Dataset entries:
++++++++++

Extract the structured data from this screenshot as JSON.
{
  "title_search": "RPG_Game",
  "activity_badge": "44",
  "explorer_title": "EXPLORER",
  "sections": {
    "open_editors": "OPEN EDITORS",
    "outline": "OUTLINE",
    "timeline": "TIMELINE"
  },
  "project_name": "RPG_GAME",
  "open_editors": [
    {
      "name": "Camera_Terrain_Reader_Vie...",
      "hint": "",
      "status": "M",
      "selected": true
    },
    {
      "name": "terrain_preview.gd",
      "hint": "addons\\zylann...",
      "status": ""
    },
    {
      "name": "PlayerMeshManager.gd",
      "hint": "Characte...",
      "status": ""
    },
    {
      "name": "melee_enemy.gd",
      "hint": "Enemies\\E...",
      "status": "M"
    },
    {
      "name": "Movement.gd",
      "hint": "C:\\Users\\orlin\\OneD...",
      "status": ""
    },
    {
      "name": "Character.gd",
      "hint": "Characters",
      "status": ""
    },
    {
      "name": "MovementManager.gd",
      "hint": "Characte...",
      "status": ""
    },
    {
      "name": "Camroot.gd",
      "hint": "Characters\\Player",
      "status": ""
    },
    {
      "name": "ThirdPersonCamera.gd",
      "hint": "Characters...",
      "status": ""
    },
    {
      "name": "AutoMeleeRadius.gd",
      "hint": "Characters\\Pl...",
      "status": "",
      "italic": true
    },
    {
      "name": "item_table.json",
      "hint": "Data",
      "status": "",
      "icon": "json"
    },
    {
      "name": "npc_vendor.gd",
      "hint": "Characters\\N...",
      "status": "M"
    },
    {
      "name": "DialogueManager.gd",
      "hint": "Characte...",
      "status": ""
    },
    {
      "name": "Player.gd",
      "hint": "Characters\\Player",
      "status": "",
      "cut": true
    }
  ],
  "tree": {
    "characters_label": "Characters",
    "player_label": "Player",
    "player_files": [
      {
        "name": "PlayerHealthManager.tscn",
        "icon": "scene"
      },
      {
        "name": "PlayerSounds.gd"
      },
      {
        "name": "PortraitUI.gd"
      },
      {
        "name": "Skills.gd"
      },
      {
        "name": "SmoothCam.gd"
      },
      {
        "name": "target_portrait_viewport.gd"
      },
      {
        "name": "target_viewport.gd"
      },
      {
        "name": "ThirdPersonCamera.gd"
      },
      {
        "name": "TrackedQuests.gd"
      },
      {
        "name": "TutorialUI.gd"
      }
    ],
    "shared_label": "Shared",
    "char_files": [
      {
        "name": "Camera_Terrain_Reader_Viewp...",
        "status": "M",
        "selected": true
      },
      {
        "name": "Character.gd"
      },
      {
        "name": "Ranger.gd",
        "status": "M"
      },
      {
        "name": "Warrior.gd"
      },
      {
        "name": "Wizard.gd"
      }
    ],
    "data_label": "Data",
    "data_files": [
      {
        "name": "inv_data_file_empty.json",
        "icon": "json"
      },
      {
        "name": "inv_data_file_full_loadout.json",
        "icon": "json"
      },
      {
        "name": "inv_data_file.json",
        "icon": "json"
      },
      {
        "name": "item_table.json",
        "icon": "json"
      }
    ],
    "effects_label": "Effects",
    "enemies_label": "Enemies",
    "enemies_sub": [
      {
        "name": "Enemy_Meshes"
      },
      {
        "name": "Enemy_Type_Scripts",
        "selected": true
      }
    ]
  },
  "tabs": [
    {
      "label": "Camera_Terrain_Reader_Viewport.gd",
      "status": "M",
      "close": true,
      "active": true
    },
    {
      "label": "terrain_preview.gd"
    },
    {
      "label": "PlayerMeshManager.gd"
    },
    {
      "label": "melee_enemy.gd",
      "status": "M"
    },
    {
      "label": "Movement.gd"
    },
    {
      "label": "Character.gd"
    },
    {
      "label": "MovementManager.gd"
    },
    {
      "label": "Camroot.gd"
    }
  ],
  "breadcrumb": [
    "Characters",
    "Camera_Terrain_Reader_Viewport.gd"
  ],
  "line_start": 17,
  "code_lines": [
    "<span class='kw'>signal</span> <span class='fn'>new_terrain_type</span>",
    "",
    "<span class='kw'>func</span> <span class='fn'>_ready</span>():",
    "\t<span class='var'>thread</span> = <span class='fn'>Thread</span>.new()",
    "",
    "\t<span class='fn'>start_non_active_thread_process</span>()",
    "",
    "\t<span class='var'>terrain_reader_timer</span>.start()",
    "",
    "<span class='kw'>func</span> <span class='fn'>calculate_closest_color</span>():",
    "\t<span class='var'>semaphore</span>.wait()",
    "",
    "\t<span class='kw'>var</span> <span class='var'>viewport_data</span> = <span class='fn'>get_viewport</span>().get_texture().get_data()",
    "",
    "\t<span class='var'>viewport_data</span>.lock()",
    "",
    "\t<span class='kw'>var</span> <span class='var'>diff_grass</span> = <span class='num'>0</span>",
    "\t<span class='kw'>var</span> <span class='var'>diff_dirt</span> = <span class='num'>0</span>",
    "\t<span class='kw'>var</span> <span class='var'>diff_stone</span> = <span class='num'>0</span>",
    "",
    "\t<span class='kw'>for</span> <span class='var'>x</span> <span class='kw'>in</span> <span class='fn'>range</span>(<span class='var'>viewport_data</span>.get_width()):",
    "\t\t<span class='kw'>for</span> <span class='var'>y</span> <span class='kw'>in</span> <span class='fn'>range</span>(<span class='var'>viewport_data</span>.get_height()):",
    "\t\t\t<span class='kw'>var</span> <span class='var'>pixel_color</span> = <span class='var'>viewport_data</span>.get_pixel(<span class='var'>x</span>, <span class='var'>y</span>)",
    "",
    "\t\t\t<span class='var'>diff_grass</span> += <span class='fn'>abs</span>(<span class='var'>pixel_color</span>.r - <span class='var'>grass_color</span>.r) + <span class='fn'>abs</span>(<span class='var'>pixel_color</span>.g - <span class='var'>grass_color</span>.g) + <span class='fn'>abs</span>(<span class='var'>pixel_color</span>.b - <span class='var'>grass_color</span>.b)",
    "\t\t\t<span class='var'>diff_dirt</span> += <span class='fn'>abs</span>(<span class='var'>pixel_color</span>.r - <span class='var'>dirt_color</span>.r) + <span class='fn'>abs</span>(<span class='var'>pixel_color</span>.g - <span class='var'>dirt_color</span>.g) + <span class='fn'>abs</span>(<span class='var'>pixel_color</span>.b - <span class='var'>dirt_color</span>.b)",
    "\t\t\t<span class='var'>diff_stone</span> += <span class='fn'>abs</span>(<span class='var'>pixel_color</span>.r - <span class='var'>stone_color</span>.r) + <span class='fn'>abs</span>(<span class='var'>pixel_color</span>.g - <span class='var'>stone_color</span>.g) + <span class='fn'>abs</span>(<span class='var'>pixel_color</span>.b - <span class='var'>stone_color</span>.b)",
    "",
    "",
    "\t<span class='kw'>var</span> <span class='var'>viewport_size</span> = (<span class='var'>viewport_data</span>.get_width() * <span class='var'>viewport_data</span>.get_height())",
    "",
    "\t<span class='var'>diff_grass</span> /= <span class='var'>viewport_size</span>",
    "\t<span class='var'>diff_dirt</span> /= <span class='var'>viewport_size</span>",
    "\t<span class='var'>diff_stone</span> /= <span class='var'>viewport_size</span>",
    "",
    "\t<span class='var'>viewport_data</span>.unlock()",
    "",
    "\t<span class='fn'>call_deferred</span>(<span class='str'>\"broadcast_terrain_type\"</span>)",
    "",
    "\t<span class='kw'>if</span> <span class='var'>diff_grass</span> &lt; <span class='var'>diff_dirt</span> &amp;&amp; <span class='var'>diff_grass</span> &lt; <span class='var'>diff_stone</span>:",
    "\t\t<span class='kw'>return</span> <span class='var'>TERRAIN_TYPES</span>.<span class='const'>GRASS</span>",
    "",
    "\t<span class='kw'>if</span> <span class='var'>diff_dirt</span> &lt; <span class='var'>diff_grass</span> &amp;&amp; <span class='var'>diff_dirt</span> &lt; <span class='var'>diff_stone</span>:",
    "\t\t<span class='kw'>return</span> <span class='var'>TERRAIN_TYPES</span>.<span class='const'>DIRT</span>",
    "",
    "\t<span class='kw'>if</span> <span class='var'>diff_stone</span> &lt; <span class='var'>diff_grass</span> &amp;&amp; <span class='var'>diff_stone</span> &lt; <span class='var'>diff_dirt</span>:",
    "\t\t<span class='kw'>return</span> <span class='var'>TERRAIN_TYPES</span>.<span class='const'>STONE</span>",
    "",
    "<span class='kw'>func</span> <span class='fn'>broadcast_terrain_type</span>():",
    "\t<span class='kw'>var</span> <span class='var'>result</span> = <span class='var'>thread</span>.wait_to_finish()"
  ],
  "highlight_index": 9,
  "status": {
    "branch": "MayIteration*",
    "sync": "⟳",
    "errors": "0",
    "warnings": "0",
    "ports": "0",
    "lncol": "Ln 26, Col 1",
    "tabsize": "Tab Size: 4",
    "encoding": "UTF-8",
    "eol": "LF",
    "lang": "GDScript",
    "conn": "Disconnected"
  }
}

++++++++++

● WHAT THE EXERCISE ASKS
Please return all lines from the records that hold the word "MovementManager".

● REPLY
      "name": "MovementManager.gd",
      "label": "MovementManager.gd"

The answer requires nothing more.